The rubella virus is transmitted by airborne droplets when infected people sneeze or cough. Humans are the only known host.


In children, the disease is usually mild, with symptoms including a rash, low fever.

The rubella vaccine is a live attenuated strain that has been in use for more than 40 years. A single dose gives more than 95% long-lasting immunity, which is similar to that induced by natural infection.

Rubella vaccines are available either in monovalent formulation (vaccine directed at only one pathogen) or more commonly in combinations with other vaccines such as with vaccines against measles (MR), measles and mumps (MMR), or measles, mumps and varicella (MMRV).

Adverse reactions following vaccination are generally mild.

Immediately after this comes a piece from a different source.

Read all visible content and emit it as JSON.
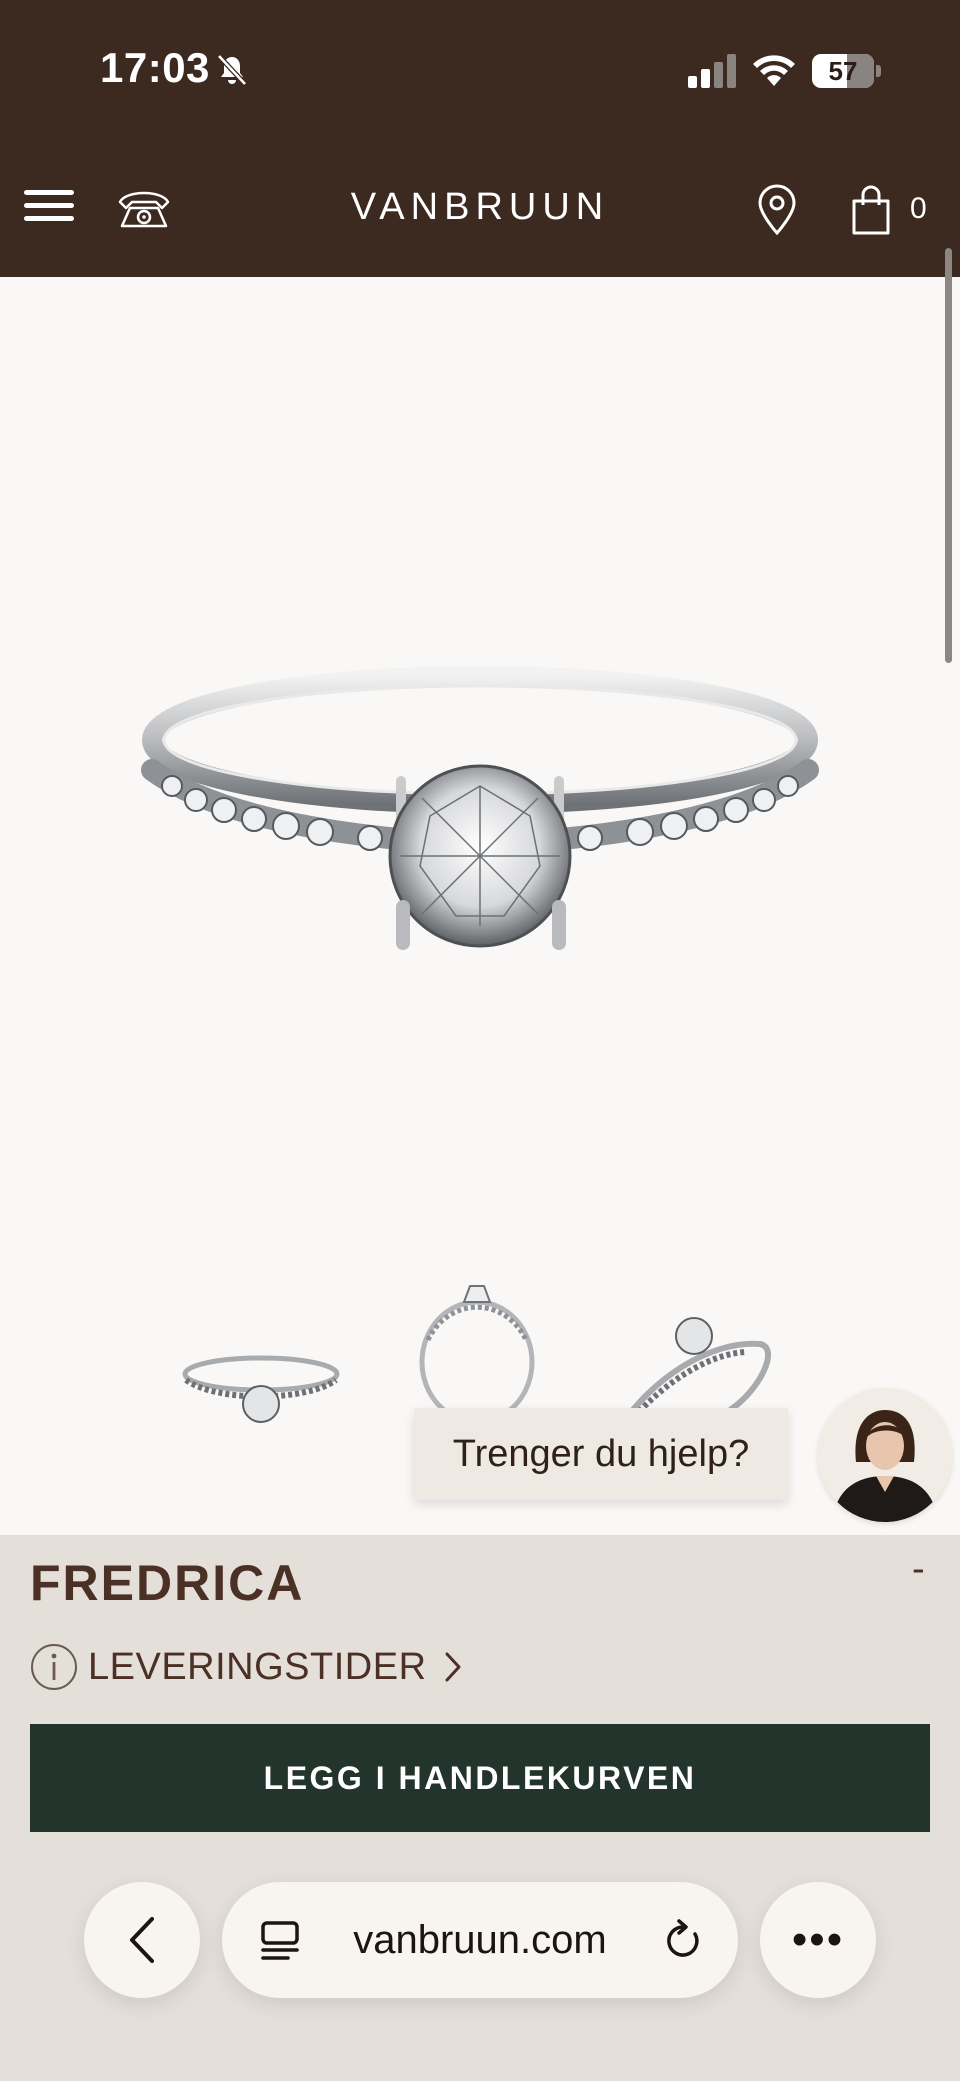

They may include pain and redness at the injection site, low-grade fever, rash and muscle aches.

4. Meningococcal – my daughter

Meningococcal meningitis is a bacterial form of meningitis, a serious infection of the meninges that affects the brain membrane. It can cause severe brain damage and is fatal in 50% of cases if untreated.

The meningitis belt of sub-Saharan Africa, stretching from Senegal in the west to Ethiopia in the east, has the highest rates of the disease.

Comment: Hmm…if this disease generally affects the African continent, maybe my daughter doesn’t need it?

(Source: World Health Organization)

I feel sorry for my son the most because the last time he visited the pediatrician, he had to take a blood test to check if he’s still got the Hepatitis A immunity. She said that he could skip it if the antibody levels were high but, unfortunately for him, he needs it.

My daughter? I wonder if she’s able to take 3 doses at one go!

I definitely dread having to take the both of them to the hospital, especially when my husband’s not around.